Photo by Joanna Kosinska on Unsplash
2 min Read
July 14, 2020

Messaging: Telling your story versus making a case

What does your nonprofit do? 

Why should I support you?

These are two simple questions that clear messaging—specifically, key messages and persuasive messages—can help nonprofits answer in a more consistent and unified way.

Key messages help your staff and board members tell your organization’s story. Persuasive messages help you reach specific audiences and inspire them to take specific actions (such as donating or signing up).

Key messages tell the overarching story

Key messages are an internal resource that contain the high-level points about a nonprofit, organized in a simple narrative. It should be easy for all staff and board members to use and adapt the key messages for any writing or talking they do about the organization. They should be used as the basis for writing and speaking in most external contexts.

Having the important parts of your nonprofit’s story in one place helps maintain consistency and cohesion across every communications touchpoint. Key messages also build internal clarity, helping staff see their work in context of a larger whole. When asked, What does your nonprofit do? You can be sure that everyone who uses the key messages will answer with (roughly) the same story.

With key messages, nonprofits save time and energy when creating organizational materials (i.e. avoiding the daunting blank page), on-boarding new hires, and unifying staff and board. Plus, audiences gain a clearer picture of what the organization does and why.

As part of their 2019 rebrand, we developed key messages for Shriver Center on Poverty Law. You can read more about that work here.

Persuasive messages move specific audiences to act 

Persuasive messages often complement and build on key messages. They’re a single, internal resource with language crafted to inspire specific audiences to do a specific thing. Strategic audience segmentation and research inform the language and structure of persuasive messages. Creating audience personas factor into the process as well.

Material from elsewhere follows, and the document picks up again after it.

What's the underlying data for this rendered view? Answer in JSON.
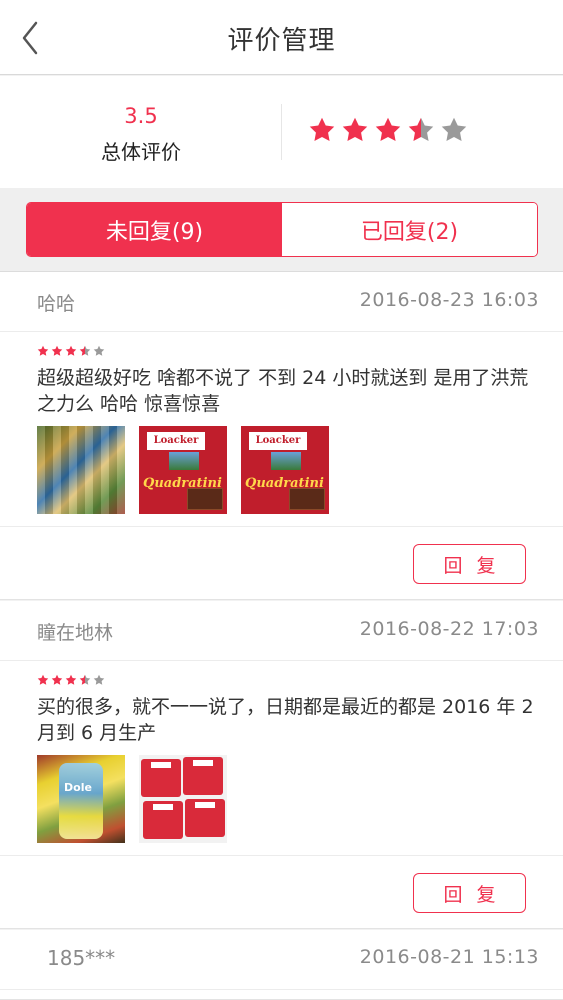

Unlike key messages, which should be made available to all staff and used in all contexts, persuasive messages are typically used by just one or two departments that have specific audiences and a clear goal. They can also be tied to a campaign (e.g. a capital campaign or recruitment campaign).

For instance, a development team’s main priority is to fundraise by attracting and retaining donors.They may use persuasive messages to craft direct mail appeals for major donors or write fundraising emails for new subscribers, hoping to convert them into first-time donors.

When departmental staff have persuasive messages and audience personas to work with, they should be able to make a more strategic and compelling case in response to questions like Why should I support you? or Why should I participate? no matter who’s asking.

Big Duck developed audience personas and persuasive messages with New York School of Interior Design for their ongoing student recruitment efforts. Read the case study for more details.

Though key messages and persuasive messages differ, they share a common purpose: to make the practice of communicating easier and more effective for nonprofit staff.

Big Duck has helped many organizations develop comprehensive messaging platforms. If you’d like to equip your team with the tools to communicate in a more unified or persuasive way, let’s talk.